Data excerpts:
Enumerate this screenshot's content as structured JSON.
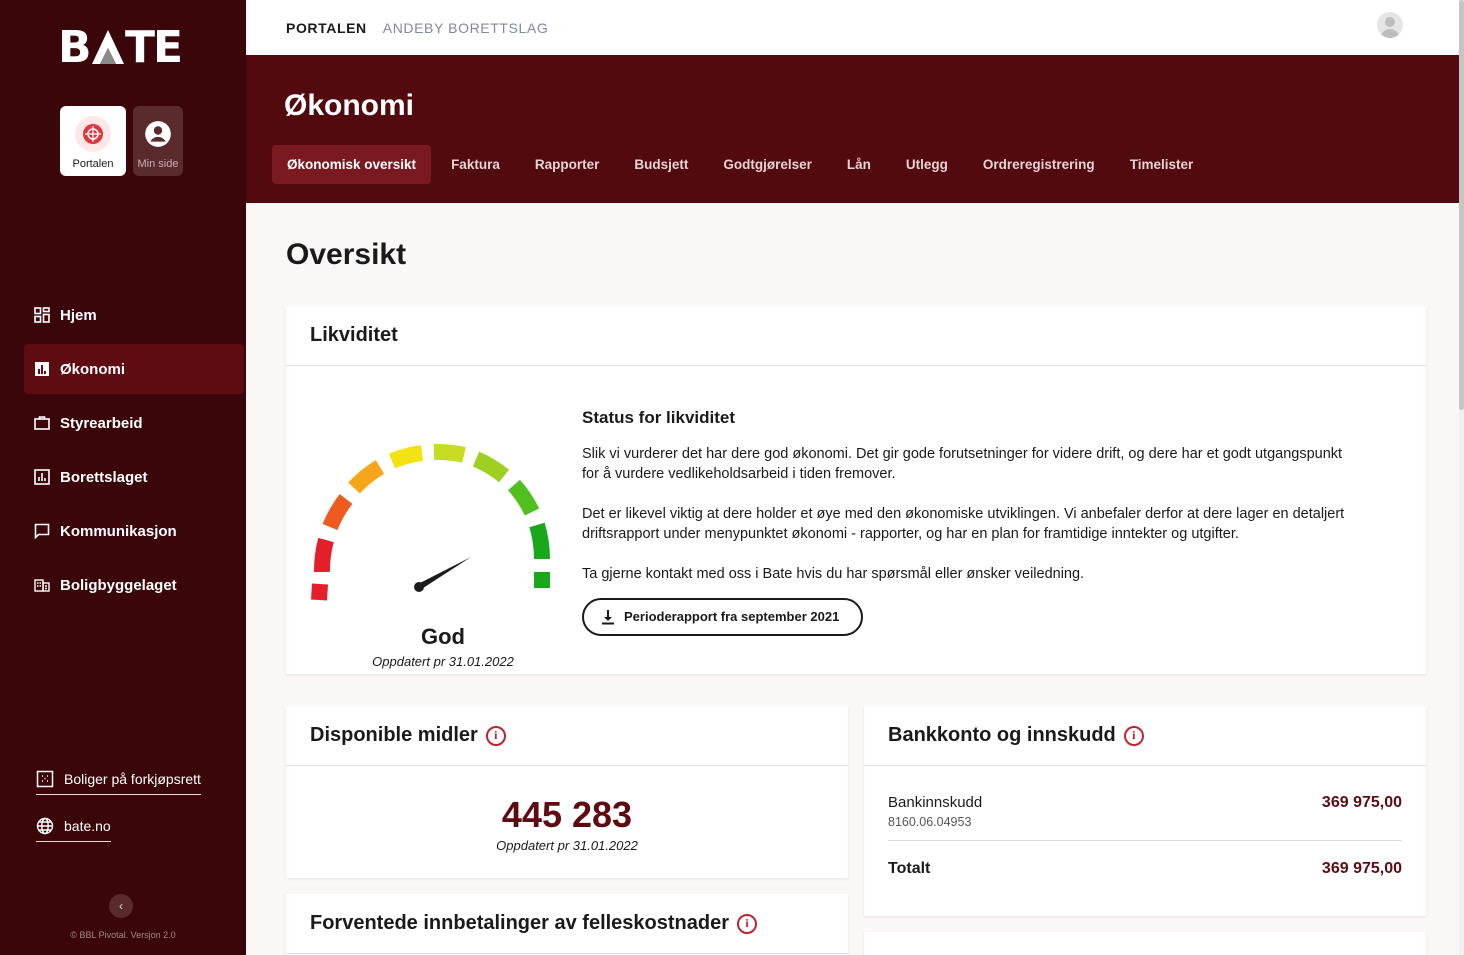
{
  "sidebar": {
    "logo": "BATE",
    "tiles": [
      {
        "label": "Portalen",
        "icon": "portal-icon",
        "active": true
      },
      {
        "label": "Min side",
        "icon": "user-circle-icon",
        "active": false
      }
    ],
    "nav": [
      {
        "label": "Hjem",
        "icon": "grid-icon",
        "active": false
      },
      {
        "label": "Økonomi",
        "icon": "bar-chart-icon",
        "active": true
      },
      {
        "label": "Styrearbeid",
        "icon": "briefcase-icon",
        "active": false
      },
      {
        "label": "Borettslaget",
        "icon": "chart-box-icon",
        "active": false
      },
      {
        "label": "Kommunikasjon",
        "icon": "chat-icon",
        "active": false
      },
      {
        "label": "Boligbyggelaget",
        "icon": "building-icon",
        "active": false
      }
    ],
    "links": [
      {
        "label": "Boliger på forkjøpsrett",
        "icon": "dotted-square-icon"
      },
      {
        "label": "bate.no",
        "icon": "globe-icon"
      }
    ],
    "copyright": "© BBL Pivotal. Versjon 2.0"
  },
  "topbar": {
    "crumbs": [
      "PORTALEN",
      "ANDEBY BORETTSLAG"
    ]
  },
  "header": {
    "title": "Økonomi",
    "tabs": [
      "Økonomisk oversikt",
      "Faktura",
      "Rapporter",
      "Budsjett",
      "Godtgjørelser",
      "Lån",
      "Utlegg",
      "Ordreregistrering",
      "Timelister"
    ]
  },
  "main": {
    "title": "Oversikt",
    "liquidity": {
      "title": "Likviditet",
      "gauge_label": "God",
      "gauge_updated": "Oppdatert pr 31.01.2022",
      "status_title": "Status for likviditet",
      "p1": "Slik vi vurderer det har dere god økonomi. Det gir gode forutsetninger for videre drift, og dere har et godt utgangspunkt for å vurdere vedlikeholdsarbeid i tiden fremover.",
      "p2": "Det er likevel viktig at dere holder et øye med den økonomiske utviklingen. Vi anbefaler derfor at dere lager en detaljert driftsrapport under menypunktet økonomi - rapporter, og har en plan for framtidige inntekter og utgifter.",
      "p3": "Ta gjerne kontakt med oss i Bate hvis du har spørsmål eller ønsker veiledning.",
      "button": "Perioderapport fra september 2021"
    },
    "available": {
      "title": "Disponible midler",
      "value": "445 283",
      "updated": "Oppdatert pr 31.01.2022"
    },
    "bank": {
      "title": "Bankkonto og innskudd",
      "row_label": "Bankinnskudd",
      "row_account": "8160.06.04953",
      "row_amount": "369 975,00",
      "total_label": "Totalt",
      "total_amount": "369 975,00"
    },
    "expected": {
      "title": "Forventede innbetalinger av felleskostnader"
    }
  },
  "colors": {
    "sidebar": "#3a0609",
    "header": "#520a0f",
    "accent": "#5e0b11",
    "info": "#c0232e"
  }
}
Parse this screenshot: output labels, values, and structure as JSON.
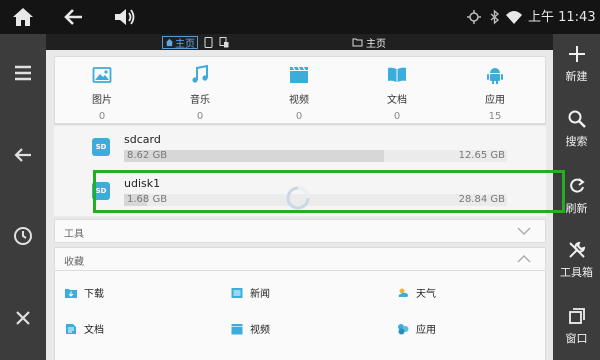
{
  "status_bar": {
    "time": "上午 11:43",
    "icons": [
      "home-icon",
      "back-arrow-icon",
      "volume-icon",
      "location-icon",
      "bluetooth-icon",
      "wifi-icon"
    ]
  },
  "tabs": {
    "active": {
      "label": "主页",
      "icon": "home-icon"
    },
    "other": {
      "label": "主页",
      "icon": "folder-icon"
    }
  },
  "left_toolbar": {
    "icons": [
      "menu-icon",
      "back-icon",
      "history-clock-icon",
      "close-icon"
    ]
  },
  "right_toolbar": {
    "new": "新建",
    "search": "搜索",
    "refresh": "刷新",
    "toolbox": "工具箱",
    "window": "窗口"
  },
  "categories": [
    {
      "label": "图片",
      "count": "0",
      "icon": "image-icon"
    },
    {
      "label": "音乐",
      "count": "0",
      "icon": "music-note-icon"
    },
    {
      "label": "视频",
      "count": "0",
      "icon": "video-icon"
    },
    {
      "label": "文档",
      "count": "0",
      "icon": "book-icon"
    },
    {
      "label": "应用",
      "count": "15",
      "icon": "android-icon"
    }
  ],
  "storage": [
    {
      "name": "sdcard",
      "badge": "SD",
      "used": "8.62 GB",
      "total": "12.65 GB",
      "used_fraction": 0.68
    },
    {
      "name": "udisk1",
      "badge": "SD",
      "used": "1.68 GB",
      "total": "28.84 GB",
      "used_fraction": 0.06
    }
  ],
  "sections": {
    "tools": "工具",
    "favorites": "收藏"
  },
  "favorites": [
    {
      "label": "下载",
      "icon": "download-folder-icon"
    },
    {
      "label": "新闻",
      "icon": "news-icon"
    },
    {
      "label": "天气",
      "icon": "weather-icon"
    },
    {
      "label": "文档",
      "icon": "document-icon"
    },
    {
      "label": "视频",
      "icon": "video-icon"
    },
    {
      "label": "应用",
      "icon": "app-icon"
    }
  ],
  "colors": {
    "accent_blue": "#3aaddb",
    "highlight_green": "#22b022",
    "toolbar_dark": "#3c3c3c"
  }
}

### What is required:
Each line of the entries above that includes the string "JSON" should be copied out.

### Response box:
Enumerate this screenshot's content as structured JSON.
Parse this screenshot: output labels, values, and structure as JSON.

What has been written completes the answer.